«Spinal muscular atrophy is a rare disease that affects motor neurons and causes weakness of skeletal and respiratory muscles,» said Andrea Klein, a pediatric neurologist at the Inselspital and clinical lead of the Swiss-Reg-NMD. «Untreated, it is the most common hereditary cause for infant death. Since we have three new therapies, it is important to collect data on efficacy and safety in the real world setting.»
SMA is a genetic neuromuscular disorder characterized by the loss of motor neurons, causing progressive skeletal and respiratory muscle weakness. Motor development is affected and achieved motor functions can be lost later, such as sitting or walking, and the need for feeding or ventilator support can arise.
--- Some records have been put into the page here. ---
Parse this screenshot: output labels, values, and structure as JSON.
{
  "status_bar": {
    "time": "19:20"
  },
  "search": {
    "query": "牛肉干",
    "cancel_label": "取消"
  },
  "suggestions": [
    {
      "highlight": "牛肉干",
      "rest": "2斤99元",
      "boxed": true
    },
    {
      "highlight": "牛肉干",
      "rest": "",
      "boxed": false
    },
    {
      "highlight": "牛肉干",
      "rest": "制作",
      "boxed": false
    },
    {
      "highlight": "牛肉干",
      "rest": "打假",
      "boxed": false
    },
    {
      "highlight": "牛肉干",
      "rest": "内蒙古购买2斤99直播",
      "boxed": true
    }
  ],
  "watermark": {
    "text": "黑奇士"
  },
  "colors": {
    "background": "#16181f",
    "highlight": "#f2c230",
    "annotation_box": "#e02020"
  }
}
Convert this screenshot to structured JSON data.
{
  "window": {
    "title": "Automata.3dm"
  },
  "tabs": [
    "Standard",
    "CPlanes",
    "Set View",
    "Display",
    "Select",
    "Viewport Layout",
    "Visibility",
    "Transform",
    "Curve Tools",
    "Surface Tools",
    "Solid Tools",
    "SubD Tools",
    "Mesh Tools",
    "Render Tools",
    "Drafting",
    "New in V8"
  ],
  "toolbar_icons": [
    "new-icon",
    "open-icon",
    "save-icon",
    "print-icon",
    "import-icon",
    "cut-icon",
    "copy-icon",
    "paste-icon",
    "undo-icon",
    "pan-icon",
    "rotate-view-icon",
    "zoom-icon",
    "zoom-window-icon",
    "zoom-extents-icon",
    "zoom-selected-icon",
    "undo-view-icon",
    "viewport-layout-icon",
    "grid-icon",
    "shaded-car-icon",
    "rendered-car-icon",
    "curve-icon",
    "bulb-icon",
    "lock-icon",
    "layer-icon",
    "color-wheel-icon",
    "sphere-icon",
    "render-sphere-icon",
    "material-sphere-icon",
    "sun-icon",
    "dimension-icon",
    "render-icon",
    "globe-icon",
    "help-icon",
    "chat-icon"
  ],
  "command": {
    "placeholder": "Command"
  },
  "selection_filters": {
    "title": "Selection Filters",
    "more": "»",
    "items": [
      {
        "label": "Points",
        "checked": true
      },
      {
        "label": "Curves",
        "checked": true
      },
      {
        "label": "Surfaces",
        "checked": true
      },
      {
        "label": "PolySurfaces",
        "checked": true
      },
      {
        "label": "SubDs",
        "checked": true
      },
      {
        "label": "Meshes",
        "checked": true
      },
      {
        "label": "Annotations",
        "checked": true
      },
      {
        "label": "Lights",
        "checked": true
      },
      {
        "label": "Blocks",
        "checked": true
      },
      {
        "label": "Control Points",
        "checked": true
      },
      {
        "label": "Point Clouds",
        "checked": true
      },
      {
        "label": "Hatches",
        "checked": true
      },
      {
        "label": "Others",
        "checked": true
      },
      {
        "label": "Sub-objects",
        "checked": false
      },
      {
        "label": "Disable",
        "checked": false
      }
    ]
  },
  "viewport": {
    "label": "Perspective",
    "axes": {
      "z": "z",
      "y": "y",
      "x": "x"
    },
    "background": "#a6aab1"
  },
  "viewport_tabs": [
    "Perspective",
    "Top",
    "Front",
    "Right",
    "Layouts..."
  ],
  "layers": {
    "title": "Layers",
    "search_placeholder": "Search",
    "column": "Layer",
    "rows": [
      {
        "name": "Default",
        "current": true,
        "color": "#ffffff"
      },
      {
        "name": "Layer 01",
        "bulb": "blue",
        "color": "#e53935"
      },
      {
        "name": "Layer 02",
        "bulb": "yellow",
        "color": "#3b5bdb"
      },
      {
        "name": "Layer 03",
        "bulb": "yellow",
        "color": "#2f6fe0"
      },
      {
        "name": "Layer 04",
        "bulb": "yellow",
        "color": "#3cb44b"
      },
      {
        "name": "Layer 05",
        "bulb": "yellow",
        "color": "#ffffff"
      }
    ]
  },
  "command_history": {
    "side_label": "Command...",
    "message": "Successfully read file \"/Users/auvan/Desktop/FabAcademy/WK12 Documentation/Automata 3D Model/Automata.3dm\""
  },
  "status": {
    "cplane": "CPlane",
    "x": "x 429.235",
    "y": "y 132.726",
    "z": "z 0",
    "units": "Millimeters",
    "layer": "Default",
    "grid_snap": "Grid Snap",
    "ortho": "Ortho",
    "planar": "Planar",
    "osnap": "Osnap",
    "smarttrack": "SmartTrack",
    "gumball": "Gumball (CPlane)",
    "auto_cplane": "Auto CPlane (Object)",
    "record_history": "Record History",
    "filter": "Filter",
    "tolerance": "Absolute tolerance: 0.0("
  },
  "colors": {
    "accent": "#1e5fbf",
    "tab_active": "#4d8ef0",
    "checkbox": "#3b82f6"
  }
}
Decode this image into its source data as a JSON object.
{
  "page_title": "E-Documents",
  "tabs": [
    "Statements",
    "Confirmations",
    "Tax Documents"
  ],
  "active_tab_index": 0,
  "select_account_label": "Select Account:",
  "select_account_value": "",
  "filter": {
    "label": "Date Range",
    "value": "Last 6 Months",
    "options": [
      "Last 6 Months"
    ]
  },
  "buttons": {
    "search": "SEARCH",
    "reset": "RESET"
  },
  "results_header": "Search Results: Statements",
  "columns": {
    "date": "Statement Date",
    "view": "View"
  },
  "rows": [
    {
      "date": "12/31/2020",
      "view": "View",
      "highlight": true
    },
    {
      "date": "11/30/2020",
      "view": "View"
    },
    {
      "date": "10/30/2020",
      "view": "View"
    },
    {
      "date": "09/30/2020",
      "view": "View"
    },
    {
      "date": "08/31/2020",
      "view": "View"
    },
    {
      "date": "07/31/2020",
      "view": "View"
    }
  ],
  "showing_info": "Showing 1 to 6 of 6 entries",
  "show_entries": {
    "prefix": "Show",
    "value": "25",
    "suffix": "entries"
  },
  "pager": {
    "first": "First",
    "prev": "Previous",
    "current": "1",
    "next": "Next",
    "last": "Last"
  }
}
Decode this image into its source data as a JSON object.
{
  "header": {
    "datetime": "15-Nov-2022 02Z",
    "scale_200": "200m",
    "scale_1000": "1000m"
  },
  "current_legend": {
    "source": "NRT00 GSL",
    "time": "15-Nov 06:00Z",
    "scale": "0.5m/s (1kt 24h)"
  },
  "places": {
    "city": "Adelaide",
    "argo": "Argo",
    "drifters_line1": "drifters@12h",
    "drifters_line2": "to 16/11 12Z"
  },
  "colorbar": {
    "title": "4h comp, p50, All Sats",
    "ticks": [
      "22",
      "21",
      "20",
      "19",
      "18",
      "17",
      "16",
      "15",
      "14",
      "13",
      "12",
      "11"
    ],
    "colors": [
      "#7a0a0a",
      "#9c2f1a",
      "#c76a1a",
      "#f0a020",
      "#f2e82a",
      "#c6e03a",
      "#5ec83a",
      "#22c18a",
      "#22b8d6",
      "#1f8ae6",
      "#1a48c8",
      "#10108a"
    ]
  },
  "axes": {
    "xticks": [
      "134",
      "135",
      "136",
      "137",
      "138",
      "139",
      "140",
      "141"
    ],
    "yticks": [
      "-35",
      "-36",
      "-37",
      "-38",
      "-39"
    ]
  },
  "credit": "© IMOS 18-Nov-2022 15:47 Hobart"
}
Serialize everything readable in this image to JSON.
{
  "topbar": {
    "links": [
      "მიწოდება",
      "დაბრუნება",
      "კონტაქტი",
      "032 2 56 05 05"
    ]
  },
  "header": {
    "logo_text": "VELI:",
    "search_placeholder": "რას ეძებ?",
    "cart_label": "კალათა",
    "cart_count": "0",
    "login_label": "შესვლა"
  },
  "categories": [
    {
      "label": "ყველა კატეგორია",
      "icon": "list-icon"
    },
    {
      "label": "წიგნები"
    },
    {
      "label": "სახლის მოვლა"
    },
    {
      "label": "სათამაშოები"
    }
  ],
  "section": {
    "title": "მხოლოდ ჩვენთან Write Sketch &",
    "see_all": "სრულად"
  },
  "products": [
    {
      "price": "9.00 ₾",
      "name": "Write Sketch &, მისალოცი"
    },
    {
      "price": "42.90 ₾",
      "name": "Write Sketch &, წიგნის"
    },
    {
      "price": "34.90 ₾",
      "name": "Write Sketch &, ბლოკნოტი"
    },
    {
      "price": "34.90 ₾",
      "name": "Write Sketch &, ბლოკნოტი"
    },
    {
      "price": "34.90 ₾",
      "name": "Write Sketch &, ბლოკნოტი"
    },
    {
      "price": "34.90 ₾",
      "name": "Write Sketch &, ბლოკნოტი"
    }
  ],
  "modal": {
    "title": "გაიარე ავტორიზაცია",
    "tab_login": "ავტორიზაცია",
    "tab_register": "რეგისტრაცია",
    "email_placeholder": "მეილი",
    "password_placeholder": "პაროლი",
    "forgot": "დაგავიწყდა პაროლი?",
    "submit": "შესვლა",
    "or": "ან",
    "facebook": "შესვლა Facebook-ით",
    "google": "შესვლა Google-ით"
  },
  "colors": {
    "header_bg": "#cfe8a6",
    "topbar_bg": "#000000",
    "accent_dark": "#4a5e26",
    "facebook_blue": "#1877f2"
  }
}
Since 2008, the Swiss-Reg-NMD has collected data about children and adults with SMA. The first effective therapy for SMA was approved in Switzerland in September 2017. This year, two additional disease-modifying therapies were approved, including a gene replacement therapy.
Swiss-Reg-NMD data allow monitoring the safety and effectiveness of all three approved therapies. Such information is crucial for patients and treating physicians to optimize future care. For third-party payers and regulatory agencies, postmarketing surveillance provides additional evidence about the safety and effectiveness of these novel treatments.
About the Swiss-Reg-NMD
The Swiss-Reg-NMD registry is part of the Paediatric and Rare Disease Registries’ group and is coordinated by Anne Tscherter and Dominique Baumann. It collects real world medical data from people diagnosed with SMA, Duchenne-Becker muscular dystrophy (DMD/BMD), and LAMA2-related MD.
The registry facilitates the inclusion of patients in therapeutic trials in Switzerland and other types of research. It offers a platform to 1) assess the overall outcome of treated patients and 2) improve communication and collaboration in the neuromuscular community. Based on better knowledge, it improves the current and future care and well-being of individuals with neuromuscular disorders.
Its close collaboration with the international platform TREAT-NMD enables data comparison with other cohorts. The registry does not disclose individual patient data to government agencies, health insurers, or pharmaceutical industry.
More information can be found on the Swiss-Reg-NMD webpage.